> Instructions to follow
Go through the listing below, count the lines that contain "color", and state the number alone.

(Beginning of Task inputs)

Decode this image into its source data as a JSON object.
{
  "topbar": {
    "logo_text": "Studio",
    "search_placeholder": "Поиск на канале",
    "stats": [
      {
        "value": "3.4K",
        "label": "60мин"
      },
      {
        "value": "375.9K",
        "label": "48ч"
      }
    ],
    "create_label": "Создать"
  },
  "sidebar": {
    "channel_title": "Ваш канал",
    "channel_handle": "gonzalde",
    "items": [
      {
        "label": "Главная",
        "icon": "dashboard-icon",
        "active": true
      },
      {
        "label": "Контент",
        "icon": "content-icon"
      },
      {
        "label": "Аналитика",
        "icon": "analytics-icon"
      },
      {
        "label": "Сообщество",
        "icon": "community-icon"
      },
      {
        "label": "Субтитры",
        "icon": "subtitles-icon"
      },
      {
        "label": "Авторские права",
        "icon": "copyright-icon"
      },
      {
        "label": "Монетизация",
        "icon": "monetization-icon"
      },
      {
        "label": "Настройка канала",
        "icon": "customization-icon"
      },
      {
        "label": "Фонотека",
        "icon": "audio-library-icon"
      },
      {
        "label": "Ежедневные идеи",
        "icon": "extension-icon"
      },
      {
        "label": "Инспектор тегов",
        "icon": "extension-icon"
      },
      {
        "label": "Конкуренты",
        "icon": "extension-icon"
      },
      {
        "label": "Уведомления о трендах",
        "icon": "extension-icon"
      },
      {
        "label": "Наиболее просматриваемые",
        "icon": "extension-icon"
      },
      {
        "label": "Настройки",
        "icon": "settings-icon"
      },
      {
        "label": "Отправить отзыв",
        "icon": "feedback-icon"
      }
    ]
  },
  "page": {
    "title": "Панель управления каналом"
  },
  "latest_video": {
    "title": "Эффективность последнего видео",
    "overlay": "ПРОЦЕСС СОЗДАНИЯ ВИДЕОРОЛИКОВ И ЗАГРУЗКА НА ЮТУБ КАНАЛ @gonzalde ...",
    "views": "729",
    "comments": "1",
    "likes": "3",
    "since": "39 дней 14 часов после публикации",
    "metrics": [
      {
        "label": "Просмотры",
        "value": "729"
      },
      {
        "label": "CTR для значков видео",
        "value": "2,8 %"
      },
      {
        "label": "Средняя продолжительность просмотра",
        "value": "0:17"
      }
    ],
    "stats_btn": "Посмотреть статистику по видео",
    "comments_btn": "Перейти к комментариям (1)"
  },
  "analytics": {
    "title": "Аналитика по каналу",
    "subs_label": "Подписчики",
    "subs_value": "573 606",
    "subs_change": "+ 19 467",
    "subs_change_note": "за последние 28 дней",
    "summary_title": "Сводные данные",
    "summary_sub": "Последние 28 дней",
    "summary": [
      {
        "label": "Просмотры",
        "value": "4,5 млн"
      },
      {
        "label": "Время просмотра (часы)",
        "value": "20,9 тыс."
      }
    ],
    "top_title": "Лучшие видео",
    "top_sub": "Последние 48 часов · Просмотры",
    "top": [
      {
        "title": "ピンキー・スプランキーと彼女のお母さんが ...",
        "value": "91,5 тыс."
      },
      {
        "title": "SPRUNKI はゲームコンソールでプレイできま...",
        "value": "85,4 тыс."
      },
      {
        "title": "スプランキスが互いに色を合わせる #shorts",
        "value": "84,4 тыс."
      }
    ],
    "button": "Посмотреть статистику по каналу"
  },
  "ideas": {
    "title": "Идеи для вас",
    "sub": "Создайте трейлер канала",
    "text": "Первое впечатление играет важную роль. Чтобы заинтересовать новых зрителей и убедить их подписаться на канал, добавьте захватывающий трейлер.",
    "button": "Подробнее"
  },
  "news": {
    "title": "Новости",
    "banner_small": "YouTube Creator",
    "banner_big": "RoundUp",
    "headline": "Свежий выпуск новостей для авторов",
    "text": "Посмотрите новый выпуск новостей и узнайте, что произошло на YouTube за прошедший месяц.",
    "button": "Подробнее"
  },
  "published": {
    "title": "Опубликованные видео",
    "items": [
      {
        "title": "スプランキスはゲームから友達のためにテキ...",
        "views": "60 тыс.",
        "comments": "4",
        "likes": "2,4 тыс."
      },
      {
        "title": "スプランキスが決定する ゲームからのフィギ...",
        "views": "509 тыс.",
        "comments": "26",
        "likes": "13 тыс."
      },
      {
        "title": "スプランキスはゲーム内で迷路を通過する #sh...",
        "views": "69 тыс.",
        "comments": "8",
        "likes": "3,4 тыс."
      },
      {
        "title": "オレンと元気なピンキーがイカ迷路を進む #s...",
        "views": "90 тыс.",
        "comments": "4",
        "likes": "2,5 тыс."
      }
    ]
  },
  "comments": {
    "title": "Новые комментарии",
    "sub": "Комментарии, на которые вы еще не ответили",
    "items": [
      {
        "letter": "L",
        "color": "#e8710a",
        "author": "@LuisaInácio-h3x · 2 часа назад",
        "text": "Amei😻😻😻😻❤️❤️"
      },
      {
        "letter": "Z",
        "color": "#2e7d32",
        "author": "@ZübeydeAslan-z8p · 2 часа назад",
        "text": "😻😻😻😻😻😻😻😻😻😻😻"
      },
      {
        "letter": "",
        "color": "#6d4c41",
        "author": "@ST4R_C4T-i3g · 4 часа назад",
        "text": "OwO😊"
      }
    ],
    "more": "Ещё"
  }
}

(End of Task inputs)

> Solution
3